Exercise directions: Copy each line below that has "data".
== Listed entries ==
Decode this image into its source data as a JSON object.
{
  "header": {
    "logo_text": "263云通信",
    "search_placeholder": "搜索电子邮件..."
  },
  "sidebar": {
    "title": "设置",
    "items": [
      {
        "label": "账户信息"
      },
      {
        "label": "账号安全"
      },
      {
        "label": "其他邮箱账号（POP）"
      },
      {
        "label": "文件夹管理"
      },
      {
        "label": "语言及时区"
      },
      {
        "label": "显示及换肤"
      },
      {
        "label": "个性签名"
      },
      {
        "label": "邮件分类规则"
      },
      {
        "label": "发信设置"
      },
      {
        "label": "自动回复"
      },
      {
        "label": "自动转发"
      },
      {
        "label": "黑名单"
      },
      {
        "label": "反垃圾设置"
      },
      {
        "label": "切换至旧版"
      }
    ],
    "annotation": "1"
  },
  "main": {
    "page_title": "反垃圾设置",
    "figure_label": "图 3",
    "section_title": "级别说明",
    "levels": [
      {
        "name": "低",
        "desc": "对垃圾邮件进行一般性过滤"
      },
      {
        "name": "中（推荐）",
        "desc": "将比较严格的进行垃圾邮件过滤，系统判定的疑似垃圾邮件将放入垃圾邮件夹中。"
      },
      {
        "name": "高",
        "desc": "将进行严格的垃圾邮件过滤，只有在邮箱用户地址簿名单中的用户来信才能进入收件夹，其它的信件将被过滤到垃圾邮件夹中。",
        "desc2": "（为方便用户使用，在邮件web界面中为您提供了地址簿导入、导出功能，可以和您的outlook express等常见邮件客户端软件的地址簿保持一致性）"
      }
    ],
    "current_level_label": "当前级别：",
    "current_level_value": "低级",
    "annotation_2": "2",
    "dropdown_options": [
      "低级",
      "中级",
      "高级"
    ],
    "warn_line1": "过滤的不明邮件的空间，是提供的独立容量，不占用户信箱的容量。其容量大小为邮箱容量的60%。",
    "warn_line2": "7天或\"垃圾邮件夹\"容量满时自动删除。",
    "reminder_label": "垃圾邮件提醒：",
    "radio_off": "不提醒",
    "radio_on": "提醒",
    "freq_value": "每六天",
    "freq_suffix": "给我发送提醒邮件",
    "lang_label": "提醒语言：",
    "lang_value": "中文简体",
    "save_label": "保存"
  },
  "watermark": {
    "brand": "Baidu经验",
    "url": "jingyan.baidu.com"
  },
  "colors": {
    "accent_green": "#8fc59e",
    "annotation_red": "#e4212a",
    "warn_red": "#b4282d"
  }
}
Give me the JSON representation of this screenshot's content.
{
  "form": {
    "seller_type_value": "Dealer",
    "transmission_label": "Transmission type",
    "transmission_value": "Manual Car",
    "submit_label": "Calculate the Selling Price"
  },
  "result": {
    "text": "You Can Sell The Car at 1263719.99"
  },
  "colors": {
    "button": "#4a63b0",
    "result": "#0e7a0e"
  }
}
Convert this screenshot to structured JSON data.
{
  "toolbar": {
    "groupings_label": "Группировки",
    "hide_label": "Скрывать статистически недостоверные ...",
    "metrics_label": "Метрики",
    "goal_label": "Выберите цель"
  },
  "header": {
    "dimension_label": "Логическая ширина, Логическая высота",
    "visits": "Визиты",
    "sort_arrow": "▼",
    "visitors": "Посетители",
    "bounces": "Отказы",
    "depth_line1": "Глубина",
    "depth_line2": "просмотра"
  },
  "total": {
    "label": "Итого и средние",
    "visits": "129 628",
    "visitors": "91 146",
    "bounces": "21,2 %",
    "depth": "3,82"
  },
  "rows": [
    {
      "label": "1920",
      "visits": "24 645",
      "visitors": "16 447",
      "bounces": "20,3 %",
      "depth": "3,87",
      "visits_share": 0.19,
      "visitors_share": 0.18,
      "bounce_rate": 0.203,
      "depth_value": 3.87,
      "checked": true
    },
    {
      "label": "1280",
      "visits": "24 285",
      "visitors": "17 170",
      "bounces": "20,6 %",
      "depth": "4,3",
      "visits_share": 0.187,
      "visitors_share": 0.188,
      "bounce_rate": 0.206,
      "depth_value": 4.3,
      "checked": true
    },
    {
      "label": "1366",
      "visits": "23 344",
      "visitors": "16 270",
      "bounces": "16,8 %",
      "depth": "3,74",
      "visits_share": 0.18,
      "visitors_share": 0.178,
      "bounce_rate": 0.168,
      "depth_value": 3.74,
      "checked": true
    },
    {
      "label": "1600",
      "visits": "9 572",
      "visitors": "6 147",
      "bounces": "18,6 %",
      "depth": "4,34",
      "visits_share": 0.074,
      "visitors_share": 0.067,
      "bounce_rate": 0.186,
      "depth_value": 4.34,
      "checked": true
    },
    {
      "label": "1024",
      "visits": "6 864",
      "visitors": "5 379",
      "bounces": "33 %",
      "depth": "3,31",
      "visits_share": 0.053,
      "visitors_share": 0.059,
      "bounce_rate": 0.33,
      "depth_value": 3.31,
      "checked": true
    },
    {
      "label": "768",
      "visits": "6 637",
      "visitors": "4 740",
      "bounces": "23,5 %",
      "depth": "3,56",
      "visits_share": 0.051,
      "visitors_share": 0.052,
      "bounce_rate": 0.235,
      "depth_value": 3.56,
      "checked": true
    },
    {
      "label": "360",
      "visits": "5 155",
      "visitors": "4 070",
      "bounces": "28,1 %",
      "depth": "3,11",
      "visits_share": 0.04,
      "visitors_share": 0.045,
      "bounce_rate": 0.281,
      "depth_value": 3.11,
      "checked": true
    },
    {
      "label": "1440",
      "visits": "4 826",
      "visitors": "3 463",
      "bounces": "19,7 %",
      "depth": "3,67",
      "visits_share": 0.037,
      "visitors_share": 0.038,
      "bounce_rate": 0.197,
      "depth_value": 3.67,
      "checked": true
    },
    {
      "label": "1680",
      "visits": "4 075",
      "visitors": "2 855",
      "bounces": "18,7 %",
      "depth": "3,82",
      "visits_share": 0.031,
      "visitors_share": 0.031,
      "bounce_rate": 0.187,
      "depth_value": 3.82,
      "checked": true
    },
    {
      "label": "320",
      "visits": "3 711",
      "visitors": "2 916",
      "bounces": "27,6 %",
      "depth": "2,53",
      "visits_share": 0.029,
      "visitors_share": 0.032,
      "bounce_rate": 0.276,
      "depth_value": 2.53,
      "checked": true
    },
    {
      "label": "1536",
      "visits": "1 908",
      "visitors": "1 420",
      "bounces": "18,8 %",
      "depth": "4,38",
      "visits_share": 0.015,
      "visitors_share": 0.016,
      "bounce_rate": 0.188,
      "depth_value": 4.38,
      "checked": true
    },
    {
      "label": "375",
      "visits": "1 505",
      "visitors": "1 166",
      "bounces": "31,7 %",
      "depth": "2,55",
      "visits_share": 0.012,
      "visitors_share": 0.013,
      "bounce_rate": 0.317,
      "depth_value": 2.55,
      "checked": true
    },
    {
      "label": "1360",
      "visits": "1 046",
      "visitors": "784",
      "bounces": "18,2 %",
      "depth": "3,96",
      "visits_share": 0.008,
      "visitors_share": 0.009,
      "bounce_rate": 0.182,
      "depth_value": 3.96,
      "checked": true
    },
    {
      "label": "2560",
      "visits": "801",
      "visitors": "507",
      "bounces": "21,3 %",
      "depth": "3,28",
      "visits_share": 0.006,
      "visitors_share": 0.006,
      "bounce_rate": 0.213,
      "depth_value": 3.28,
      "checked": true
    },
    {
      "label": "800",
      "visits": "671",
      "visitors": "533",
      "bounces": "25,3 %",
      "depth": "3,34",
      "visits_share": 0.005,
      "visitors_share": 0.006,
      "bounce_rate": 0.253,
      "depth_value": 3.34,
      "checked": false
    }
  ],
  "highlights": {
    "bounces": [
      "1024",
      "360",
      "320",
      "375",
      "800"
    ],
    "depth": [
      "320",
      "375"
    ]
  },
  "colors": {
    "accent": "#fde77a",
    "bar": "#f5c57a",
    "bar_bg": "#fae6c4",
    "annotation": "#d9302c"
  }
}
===
Answer to the problem:
Decode this image into its source data as a JSON object.
Convert this screenshot to structured JSON data.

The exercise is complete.